Game Development Reference
graphics engine, and vice versa. It also means that we can have invisible physics
objects (such as force fields), or graphical objects that don't need a physical presen-
ce (such as particle effects).
It is not uncommon for a game engine to separate these components entirely
with three different libraries, resulting in the three different sets of Vector3 / Mat-
rix4x4 / Quaternion classes in the lowest levels; one set for the physics, one
set for the graphics, and one set for general game logic.
As an example of extending Bullet, we will be creating our own motion state class
called OpenGLMotionState . This class will extend Bullet's btDefaultMo-
tionState to provide a useful helper function that simplifies the process of extract-
ing the objects transform data into a format our rendering system can use.
The collision object
Collision objects are the essential building blocks of our physics objects, since they
maintain the object's physical properties, and give us a hook from which to alter the
object's velocity, acceleration, apply a force upon it, and so on. When we query the
motion state for the transform, it actually comes to this object to obtain it.
The simplest and most commonly used type of collision object is a btRigidBody .
Rigid bodies are physics objects that do not deform as a result of collisions, as op-
posed to soft bodies which do. Rigid bodies are the easiest collision objects to deal
with because their behavior is consistent, and doesn't require extravagant mathem-
atics to handle basic collisions, unlike soft bodies which are far more difficult and
expensive to simulate.
Rigid bodies also require a btRigidBodyConstructionInfo object to be passed
through their constructor.
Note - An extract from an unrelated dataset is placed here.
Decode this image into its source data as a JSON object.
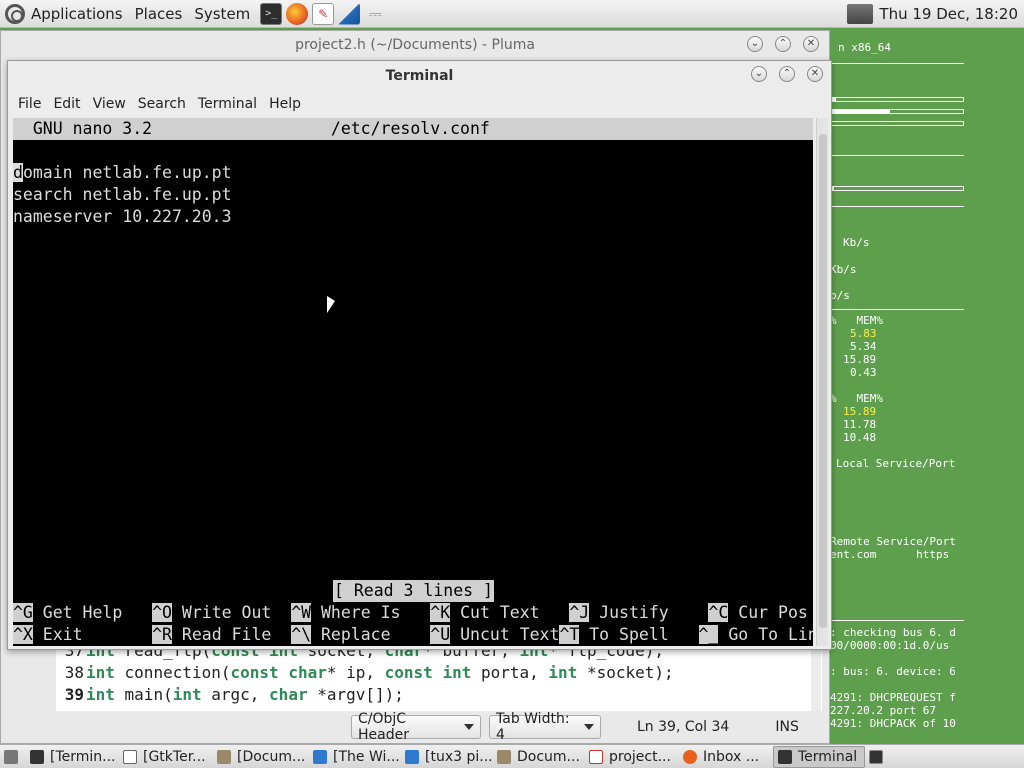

This object stores data of important physical properties for
the rigid body, such as mass, friction, restitution, and so on.